Mentorship: Mentorship serves as a potent instrument for nurturing leadership development. Having a mentor provides guidance, advice, and support from someone who has navigated the path of leadership successfully. Mentors can offer personalized feedback, help in setting career goals, and open doors to new opportunities.

Networking: Building a robust professional network is essential for leadership development. Networking provides access to a diverse range of perspectives, advice, and potential collaborations. It also offers a platform for sharing experiences, learning about industry trends, and identifying best practices in leadership.

The journey to becoming an effective leader is ongoing and multifaceted. By engaging in formal education, seeking practical experiences, finding mentors, and building a strong network, aspiring leaders can equip themselves with the skills and insights needed to lead effectively and make a positive impact in their organizations and communities. Leadership skills are not innate; they are cultivated through dedication, learning, and the willingness to grow and adapt.
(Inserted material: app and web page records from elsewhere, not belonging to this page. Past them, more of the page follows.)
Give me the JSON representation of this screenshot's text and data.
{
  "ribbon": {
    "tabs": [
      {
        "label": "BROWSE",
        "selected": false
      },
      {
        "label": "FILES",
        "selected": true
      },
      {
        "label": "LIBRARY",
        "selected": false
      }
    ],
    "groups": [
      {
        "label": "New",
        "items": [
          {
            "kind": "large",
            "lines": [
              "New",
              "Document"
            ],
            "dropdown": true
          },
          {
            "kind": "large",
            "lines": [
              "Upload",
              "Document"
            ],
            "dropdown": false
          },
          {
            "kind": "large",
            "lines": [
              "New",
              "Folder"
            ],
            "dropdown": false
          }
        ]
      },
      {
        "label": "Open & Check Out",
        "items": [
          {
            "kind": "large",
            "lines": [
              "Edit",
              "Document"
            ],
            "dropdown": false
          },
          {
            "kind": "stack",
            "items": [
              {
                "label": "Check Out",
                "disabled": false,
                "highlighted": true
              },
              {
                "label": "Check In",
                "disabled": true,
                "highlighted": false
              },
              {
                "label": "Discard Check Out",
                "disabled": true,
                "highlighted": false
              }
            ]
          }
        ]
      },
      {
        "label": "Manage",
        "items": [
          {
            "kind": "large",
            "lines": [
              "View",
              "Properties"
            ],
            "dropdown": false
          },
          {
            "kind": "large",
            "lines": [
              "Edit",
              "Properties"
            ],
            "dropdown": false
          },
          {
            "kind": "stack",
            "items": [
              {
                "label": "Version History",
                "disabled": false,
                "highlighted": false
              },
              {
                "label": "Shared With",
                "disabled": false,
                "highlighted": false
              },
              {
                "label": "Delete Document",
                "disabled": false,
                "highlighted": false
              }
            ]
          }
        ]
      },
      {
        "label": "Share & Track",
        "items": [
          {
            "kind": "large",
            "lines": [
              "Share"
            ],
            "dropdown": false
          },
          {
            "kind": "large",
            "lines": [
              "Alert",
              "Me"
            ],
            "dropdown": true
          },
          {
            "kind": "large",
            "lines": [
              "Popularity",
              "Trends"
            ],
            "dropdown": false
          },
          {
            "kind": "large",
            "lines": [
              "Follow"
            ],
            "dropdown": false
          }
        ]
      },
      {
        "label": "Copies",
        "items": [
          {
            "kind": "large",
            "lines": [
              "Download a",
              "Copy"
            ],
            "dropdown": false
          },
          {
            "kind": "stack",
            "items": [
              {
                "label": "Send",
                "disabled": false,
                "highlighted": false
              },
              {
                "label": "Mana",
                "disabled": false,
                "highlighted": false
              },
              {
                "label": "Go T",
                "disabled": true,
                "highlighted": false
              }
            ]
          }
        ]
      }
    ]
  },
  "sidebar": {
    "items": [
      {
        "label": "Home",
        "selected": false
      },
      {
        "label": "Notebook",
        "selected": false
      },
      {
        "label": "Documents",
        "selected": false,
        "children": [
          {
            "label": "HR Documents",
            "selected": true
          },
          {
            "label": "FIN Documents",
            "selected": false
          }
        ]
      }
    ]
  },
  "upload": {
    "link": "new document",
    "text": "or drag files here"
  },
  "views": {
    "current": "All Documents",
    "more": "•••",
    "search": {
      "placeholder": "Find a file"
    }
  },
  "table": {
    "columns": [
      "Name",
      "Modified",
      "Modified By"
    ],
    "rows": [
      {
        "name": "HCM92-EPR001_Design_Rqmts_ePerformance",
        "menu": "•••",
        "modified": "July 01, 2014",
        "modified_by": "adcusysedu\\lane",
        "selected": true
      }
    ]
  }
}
TOP 10 Leadership Trends and Topics for Discussion in 2024

As we look ahead to 2024, several leadership trends and topics are emerging as focal points for discussion. These trends reflect the evolving challenges and opportunities that leaders are expected to navigate in the contemporary world.

  1. AI-Powered Leadership: The integration of artificial intelligence into leadership practices is becoming increasingly prevalent. Leaders must become adept at using AI tools for enhancing productivity, decision-making, and innovation.
  2. Data-Driven Decision Making: With the vast amounts of data available, leaders will need to leverage data analytics to make informed decisions and stay ahead in their fields.
  3. Hybrid Leadership: The shift towards remote and hybrid work environments requires a new approach to leadership that balances flexibility with productivity.
  4. Leading with Kindness: There is a growing emphasis on empathy and kindness in leadership, recognizing the importance of mental health and well-being in the workplace.
  5. Psychological Safety: Creating an environment where team members feel safe to express ideas and take risks without fear of negative consequences is crucial for fostering innovation.
  6. Sustainability and ESG: Environmental, social, and governance (ESG) issues are becoming increasingly important, with leaders expected to drive sustainable practices and policies.
  7. Remote Work and the Future of Work: The ongoing evolution of work arrangements post-pandemic continues to be a key topic, with leaders needing to adapt to new ways of working.
  8. Health and Wellness: As the focus on employee health and wellness intensifies, leaders must find ways to support their teams’ physical and mental health.
  9. Diversity, Equity, and Inclusion (DEI): DEI remains a critical area, with leaders required to champion diversity and create inclusive cultures.
  10. Corporate Social Responsibility (CSR): There is a heightened expectation for organizations to contribute positively to society, making CSR a significant leadership topic.

These trends highlight the dynamic nature of leadership and underscore the need for leaders to be flexible, empathetic, and forward-thinking. As we continue to explore these topics, it becomes clear that the leaders of 2024 will need to be equipped with a diverse set of skills and perspectives to effectively guide their organizations into the future.

In conclusion, leadership in the contemporary world is an indispensable force driving change, innovation, and progress. Effective leaders transcend traditional hierarchies, inspire collaboration, and navigate challenges with integrity and empathy. By understanding key elements of leadership, exploring diverse leadership styles, and cultivating traits of effective leaders, individuals can prepare themselves to lead with purpose and impact. As we continue to adapt to evolving trends and embrace new challenges, the essence of leadership remains constant: to inspire, influence, and empower others towards a brighter future.